In the center of the installation is a reading table, with a card catalog of the Library placed in holders to be read. These holders are designed to allow readers to page through her cards, duplicates of every card that is placed in one of the boxes. However, I found these holders a bit awkward and a little too artsy. In particular were the multiple repeats of cards, or the cards in which text ran over onto the next card -- when these got out of order it created confusion for the reader. I think it would have been more effective to have simply spiral bound them into book form and allowed readers to simply page through them. They could even be placed on elevated stands so that their placement echoed the shape of the space, as the holders Zakai chose did.

Additionally, being personally familiar with book art crime, I can’t help wondering how many of these cards will be stolen by the end of the exhibition. Or maybe I should clarify, I wonder how many will be left?

Though her ability to integrate text, image, and reading isn’t up to par, her writing itself is incredible. Either taken directly from or based on the artist’s journal, the accounts of accumulating the Library chronicle her engagement with every leaf and twig in its archive.

One account in particular stood out for the Graphic Conscience.

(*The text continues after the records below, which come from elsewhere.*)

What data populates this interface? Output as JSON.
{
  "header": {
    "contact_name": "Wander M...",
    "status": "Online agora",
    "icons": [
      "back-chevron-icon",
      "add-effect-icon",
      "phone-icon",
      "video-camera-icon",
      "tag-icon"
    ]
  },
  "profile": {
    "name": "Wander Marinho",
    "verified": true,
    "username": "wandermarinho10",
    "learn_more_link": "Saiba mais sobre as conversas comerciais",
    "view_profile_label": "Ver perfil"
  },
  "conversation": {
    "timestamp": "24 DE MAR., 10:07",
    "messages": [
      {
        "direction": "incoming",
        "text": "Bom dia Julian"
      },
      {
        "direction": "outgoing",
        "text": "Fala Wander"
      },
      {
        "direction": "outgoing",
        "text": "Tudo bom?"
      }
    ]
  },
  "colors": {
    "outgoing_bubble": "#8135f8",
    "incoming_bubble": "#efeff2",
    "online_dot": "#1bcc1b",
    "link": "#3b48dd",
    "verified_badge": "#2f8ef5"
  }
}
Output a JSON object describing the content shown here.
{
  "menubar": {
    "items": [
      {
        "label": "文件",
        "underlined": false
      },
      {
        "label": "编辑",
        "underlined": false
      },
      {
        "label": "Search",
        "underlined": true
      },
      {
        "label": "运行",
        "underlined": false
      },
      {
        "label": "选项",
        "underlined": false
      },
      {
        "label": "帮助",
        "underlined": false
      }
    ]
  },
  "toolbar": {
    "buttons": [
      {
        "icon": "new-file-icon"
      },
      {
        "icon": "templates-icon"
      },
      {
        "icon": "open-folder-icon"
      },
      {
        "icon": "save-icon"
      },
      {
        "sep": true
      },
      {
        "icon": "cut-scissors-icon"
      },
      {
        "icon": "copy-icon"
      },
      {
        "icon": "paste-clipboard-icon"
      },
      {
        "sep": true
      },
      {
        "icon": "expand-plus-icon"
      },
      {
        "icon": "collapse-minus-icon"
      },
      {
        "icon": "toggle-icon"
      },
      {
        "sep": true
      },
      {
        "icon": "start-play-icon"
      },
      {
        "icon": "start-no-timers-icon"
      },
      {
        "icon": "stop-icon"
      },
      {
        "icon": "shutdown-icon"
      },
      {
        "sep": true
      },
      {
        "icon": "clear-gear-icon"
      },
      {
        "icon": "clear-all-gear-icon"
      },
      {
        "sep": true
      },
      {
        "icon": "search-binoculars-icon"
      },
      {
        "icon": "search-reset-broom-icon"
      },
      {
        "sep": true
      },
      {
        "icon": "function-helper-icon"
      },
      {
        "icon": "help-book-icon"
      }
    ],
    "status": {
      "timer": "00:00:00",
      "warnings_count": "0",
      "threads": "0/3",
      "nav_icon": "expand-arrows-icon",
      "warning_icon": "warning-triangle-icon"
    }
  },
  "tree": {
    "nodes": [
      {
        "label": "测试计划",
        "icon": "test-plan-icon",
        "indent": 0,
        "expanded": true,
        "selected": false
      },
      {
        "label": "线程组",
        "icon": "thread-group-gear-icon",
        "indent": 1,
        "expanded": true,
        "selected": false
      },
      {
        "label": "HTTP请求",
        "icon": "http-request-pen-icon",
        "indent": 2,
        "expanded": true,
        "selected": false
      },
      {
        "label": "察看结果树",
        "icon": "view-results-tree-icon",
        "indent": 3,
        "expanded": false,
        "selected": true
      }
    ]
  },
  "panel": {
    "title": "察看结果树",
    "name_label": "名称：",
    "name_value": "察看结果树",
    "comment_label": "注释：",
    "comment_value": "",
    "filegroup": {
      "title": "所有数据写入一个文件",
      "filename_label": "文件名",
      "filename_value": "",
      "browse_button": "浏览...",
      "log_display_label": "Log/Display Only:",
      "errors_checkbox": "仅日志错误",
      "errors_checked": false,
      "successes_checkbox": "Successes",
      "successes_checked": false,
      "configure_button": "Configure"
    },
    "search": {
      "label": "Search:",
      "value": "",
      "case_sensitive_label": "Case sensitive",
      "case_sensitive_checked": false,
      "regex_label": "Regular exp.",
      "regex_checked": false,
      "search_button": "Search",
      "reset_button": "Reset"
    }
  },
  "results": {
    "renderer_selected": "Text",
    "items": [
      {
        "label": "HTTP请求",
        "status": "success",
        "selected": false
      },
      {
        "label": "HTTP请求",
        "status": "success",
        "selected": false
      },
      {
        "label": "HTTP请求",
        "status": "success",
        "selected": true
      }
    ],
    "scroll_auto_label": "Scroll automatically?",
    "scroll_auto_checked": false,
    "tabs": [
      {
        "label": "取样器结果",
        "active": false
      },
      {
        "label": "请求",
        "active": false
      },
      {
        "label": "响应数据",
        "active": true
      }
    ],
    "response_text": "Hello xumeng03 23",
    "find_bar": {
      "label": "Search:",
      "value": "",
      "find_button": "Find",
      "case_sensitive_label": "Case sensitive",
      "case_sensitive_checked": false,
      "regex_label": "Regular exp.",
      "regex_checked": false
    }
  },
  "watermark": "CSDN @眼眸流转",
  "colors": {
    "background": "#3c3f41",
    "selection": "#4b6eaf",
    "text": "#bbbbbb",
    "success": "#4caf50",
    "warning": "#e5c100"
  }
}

It was a description of her experience walking through a dying forest, a forest, to paraphrase her words, with a shorter lifespan than her own. Zakai reminds me that for many people, trees, with their ability to life longer than several human generations, are a connection to time itself. When we lose this connection to time, awareness of where we stand between the past and the future, everything becomes focused on Now. We grow shortsighted, egotistical, and forget that we are merely a small part in a larger continuum. Our lives, particularly for those of us who live in cities, are removed from natural cycles. We live and work in artificially lit spaces, relying on electricity rather than daylight for our illumination. Zakai’s words remind readers that our souls and nature’s souls are inextricably bound; harm to her is also harm to ourselves.